Rural councils are under the most financial pressure, according to a group which aims to improve the delivery of rural services across England.
A report was released yesterday which stated that local authorities have coped well with reductions in government funding, but some groups of authorities are showing clear signs of financial stress. The Department for Communities and Local Government has a limited understanding of authorities’ financial sustainability and the impacts of funding cuts on services, according to the National Audit Office.
The Government will reduce its funding to local authorities by an estimated 28 per cent in real terms between 2010-11 and 2014-15. Further planned cuts will bring the total reduction to 37 per cent by 2015-16, excluding the Better Care Fund and public health grant.
Responding to the report, Graham Biggs, chief executive of the Rural Services Network, said: “Local-authority budgets have been cut very significantly, by 40 per cent in real terms over the lifetime of the current Parliament. Rightly, the initial focus was on making efficiency savings through actions such as restructuring and sharing services.
“Financial pressures are particularly hard for small rural district authorities which have the least scope for cutbacks. Little, if any, scope for efficiencies now remains and cuts are inevitably hitting frontline services, particularly those defined as discretionary or non-statutory.
“In short, there is no more left to give. This is a greater problem in rural areas which have been historically underfunded and so service levels were at a low starting point before the austerity cuts were imposed. It is widely accepted that it costs more to deliver public services to scattered rural populations. It is unfortunate that the current formula used to allocate government grant gives little weight to this.
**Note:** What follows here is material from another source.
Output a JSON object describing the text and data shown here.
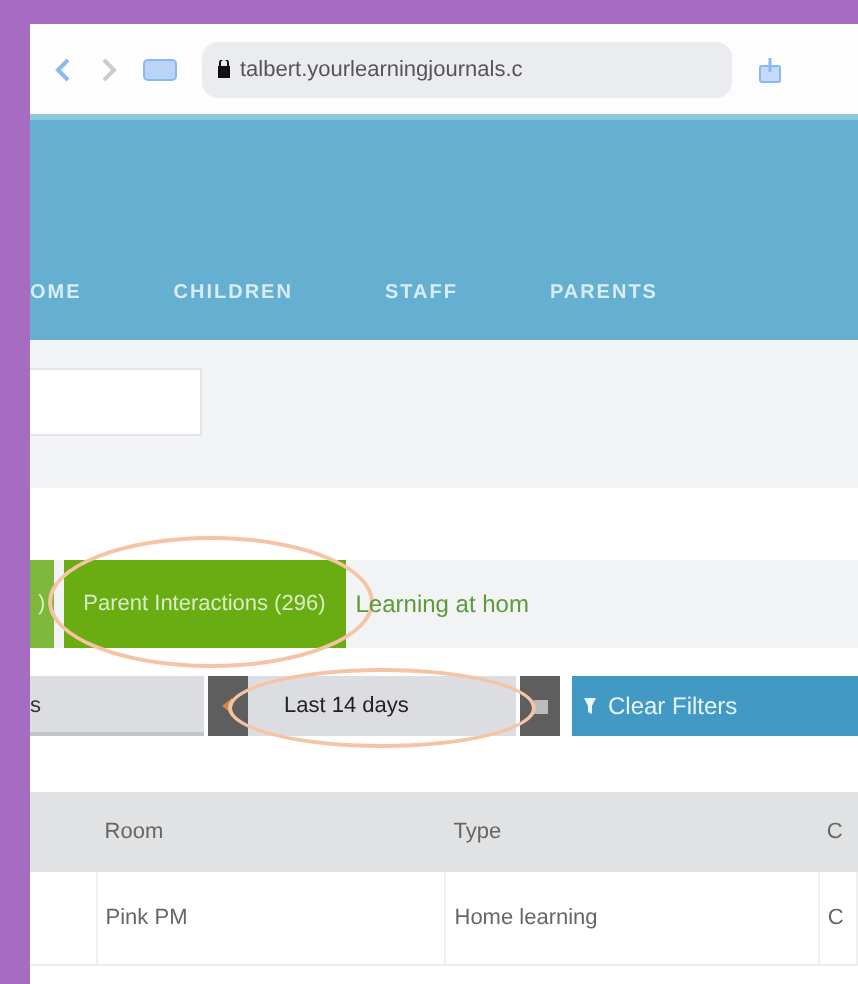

“The Government recently introduced an additional £11.5 million pot for rural local authorities. It is worth £1.10 per head in those rural authorities receiving it – tiny when set alongside the £178 per head funding gap in government grant per head of population for rural areas compared to urban.”